Collected data:
━━━━━━━━━━━━━━━━━━━━

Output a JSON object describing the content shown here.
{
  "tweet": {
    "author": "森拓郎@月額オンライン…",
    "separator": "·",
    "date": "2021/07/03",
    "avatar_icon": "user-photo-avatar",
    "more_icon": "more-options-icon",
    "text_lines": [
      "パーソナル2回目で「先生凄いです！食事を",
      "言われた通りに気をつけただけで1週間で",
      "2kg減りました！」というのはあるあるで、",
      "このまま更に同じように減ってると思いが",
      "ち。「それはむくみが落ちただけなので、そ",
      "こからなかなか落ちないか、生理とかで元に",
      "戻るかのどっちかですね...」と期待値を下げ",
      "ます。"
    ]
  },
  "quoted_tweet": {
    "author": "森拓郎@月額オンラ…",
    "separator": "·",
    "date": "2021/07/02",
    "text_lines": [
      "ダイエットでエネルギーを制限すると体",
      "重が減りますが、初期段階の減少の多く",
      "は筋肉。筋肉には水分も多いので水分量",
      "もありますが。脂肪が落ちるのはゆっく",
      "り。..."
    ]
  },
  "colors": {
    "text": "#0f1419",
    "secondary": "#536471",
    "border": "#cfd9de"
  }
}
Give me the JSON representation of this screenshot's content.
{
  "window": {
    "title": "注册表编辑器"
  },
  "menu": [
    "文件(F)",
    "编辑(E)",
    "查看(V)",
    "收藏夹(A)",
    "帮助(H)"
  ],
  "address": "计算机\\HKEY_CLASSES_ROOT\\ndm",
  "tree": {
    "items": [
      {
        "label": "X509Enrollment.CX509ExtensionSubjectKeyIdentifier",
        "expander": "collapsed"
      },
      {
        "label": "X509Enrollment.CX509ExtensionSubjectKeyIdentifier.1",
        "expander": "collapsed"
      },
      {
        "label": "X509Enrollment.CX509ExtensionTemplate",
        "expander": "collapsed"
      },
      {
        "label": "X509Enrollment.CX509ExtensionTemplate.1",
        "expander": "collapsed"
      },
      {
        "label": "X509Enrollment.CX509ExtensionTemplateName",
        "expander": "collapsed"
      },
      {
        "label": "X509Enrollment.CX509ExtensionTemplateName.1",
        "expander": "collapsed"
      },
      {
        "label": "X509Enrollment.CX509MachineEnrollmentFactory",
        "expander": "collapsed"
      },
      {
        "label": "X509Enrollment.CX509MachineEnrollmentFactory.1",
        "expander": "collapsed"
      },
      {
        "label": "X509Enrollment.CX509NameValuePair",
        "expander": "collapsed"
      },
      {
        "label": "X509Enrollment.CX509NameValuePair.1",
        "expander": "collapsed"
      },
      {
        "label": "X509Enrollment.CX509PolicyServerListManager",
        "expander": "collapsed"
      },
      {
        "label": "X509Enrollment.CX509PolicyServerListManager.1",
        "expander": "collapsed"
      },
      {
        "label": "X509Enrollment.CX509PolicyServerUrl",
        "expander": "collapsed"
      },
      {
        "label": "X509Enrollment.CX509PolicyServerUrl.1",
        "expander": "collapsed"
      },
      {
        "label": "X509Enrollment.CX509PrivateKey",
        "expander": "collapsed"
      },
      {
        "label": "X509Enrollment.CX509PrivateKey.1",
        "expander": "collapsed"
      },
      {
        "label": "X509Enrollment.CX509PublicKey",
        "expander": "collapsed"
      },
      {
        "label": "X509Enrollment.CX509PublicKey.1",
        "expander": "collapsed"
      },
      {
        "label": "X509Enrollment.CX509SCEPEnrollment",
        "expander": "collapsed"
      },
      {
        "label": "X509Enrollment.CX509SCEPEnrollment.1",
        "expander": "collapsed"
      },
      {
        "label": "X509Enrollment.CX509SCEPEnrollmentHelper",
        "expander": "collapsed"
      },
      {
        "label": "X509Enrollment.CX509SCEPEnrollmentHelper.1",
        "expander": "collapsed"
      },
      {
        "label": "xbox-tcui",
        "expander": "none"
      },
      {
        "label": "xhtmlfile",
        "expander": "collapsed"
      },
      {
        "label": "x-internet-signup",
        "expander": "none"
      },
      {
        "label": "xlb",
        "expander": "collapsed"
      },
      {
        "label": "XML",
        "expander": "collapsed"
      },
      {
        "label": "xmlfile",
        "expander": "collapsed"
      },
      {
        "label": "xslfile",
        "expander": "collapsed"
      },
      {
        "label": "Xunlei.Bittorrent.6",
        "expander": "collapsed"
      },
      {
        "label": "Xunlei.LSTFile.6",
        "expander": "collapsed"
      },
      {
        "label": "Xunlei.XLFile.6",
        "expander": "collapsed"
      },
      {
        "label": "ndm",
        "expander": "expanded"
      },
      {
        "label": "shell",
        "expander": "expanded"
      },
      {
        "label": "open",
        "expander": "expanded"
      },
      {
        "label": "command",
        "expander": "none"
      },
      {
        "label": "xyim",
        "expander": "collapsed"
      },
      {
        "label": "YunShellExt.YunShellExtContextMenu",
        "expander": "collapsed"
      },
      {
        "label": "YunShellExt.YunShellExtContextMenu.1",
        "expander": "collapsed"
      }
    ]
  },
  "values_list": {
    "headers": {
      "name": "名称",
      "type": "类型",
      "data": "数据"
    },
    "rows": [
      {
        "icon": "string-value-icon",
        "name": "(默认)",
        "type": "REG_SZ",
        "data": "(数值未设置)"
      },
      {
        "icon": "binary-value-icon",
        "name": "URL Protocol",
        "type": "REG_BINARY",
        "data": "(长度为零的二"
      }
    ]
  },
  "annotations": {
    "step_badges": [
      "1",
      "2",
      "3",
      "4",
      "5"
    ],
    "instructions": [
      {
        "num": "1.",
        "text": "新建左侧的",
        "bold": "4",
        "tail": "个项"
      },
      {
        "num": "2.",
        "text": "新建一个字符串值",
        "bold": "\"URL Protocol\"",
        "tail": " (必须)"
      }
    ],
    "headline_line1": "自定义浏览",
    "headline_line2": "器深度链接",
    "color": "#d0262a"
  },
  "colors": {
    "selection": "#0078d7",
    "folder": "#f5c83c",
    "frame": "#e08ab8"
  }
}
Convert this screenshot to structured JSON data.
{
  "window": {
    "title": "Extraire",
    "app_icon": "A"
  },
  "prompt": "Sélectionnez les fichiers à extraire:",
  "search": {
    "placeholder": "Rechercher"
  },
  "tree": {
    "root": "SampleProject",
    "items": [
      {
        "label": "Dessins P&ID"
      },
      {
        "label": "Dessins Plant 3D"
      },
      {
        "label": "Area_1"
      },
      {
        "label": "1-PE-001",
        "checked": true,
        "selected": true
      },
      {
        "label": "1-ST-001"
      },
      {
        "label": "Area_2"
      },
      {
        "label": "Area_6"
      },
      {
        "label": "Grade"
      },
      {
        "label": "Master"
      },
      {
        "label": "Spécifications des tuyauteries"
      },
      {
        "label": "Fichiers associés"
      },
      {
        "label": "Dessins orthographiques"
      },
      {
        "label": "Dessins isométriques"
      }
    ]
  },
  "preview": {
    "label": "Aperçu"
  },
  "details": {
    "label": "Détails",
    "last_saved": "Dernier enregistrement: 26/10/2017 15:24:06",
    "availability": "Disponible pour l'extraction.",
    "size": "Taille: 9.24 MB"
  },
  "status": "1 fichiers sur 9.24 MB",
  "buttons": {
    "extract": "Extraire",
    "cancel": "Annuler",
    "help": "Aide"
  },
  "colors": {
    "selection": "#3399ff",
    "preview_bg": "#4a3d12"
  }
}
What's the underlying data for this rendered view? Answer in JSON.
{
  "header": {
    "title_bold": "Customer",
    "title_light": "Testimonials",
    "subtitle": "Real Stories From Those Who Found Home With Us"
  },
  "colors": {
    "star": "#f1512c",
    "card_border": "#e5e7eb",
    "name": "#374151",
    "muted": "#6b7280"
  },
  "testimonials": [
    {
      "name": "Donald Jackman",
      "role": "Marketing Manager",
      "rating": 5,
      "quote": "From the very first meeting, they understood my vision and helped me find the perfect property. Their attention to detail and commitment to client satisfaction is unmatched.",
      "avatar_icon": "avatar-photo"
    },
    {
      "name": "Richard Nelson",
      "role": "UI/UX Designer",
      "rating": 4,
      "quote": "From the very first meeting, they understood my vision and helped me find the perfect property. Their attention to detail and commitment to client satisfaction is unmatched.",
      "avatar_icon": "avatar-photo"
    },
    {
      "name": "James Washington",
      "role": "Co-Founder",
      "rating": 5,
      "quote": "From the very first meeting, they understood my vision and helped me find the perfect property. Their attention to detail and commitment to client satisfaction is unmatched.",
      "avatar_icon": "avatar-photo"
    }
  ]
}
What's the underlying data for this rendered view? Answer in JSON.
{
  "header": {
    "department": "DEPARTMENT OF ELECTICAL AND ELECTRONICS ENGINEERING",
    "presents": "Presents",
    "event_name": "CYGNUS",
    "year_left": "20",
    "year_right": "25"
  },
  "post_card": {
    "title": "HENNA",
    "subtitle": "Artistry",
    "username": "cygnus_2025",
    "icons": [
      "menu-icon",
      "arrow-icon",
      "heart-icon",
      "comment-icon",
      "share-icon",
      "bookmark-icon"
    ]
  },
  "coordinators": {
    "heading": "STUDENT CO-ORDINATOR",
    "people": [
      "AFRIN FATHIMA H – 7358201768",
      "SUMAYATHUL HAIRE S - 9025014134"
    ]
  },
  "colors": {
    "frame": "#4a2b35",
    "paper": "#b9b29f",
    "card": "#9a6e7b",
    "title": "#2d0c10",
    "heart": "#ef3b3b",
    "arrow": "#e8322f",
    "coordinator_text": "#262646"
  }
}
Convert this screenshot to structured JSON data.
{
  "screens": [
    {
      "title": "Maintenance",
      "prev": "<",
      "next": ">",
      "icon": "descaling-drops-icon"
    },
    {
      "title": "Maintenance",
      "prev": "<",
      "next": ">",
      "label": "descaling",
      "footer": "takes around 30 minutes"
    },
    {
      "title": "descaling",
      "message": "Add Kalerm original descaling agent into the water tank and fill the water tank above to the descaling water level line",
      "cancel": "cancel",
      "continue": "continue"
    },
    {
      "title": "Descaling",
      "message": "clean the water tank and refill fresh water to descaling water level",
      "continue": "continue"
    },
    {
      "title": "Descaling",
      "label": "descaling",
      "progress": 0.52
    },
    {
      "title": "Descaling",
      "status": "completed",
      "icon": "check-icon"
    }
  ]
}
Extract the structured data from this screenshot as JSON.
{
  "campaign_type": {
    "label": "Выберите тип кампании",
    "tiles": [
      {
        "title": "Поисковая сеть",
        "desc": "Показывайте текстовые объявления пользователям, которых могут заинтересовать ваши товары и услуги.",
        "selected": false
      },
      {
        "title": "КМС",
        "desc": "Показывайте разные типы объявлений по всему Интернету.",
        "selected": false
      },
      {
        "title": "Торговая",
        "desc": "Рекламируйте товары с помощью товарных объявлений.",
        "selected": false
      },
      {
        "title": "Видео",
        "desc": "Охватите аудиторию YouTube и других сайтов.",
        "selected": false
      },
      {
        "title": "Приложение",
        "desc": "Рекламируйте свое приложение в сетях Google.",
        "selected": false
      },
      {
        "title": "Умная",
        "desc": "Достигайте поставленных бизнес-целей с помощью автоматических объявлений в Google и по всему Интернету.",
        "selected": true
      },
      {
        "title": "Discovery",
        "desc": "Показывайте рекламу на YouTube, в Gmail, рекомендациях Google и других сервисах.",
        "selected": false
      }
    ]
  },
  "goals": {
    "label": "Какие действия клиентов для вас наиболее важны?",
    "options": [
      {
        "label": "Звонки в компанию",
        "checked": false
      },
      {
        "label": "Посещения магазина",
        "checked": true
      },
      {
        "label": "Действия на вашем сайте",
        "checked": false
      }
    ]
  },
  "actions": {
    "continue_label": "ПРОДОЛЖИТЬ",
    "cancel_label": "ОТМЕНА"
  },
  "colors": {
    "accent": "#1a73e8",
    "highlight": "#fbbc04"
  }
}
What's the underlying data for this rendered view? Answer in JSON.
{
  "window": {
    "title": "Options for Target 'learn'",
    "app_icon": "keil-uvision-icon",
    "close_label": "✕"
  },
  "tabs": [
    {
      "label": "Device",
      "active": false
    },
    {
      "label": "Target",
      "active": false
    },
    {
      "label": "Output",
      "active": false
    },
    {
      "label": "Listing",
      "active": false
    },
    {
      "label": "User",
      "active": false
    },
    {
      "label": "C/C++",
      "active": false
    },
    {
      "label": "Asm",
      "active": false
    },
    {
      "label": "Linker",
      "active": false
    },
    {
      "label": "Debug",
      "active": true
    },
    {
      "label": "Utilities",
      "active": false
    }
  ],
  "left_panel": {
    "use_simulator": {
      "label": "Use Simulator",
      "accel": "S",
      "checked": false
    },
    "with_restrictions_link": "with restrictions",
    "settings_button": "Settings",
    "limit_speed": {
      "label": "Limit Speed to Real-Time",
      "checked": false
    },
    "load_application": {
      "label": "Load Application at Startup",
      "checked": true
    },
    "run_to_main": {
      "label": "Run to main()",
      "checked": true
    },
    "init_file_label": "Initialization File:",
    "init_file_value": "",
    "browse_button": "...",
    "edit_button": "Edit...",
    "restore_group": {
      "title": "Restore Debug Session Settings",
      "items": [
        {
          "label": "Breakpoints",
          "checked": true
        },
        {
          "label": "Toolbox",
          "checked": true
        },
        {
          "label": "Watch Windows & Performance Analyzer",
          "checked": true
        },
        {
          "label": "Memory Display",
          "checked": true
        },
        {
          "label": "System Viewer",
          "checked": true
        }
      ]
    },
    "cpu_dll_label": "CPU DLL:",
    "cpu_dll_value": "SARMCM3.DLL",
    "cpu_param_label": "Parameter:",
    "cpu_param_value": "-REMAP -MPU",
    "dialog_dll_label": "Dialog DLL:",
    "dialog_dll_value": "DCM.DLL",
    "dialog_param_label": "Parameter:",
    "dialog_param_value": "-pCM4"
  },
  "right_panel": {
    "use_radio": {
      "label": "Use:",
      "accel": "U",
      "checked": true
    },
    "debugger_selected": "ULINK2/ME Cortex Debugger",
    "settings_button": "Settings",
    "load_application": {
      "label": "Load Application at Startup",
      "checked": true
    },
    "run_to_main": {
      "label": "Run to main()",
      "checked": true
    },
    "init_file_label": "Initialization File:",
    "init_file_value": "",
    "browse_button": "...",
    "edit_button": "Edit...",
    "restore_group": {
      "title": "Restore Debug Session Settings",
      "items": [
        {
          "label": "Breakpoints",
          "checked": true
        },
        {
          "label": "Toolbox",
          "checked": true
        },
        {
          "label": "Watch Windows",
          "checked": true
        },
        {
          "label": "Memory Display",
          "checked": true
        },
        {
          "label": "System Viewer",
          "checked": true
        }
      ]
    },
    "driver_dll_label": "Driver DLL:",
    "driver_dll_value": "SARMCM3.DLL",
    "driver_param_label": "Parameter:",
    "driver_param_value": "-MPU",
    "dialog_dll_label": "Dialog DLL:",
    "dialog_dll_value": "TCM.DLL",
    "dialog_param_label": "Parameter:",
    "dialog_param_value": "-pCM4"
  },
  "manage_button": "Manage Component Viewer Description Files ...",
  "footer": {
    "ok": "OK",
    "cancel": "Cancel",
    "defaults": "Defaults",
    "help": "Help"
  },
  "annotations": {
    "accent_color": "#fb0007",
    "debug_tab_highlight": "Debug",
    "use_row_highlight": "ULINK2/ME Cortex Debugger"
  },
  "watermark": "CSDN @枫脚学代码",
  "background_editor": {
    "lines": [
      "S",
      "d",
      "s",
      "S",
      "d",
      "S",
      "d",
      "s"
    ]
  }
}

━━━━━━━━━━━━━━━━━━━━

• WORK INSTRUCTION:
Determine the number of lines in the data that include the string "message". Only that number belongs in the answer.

• RESULT OF THIS TASK:
2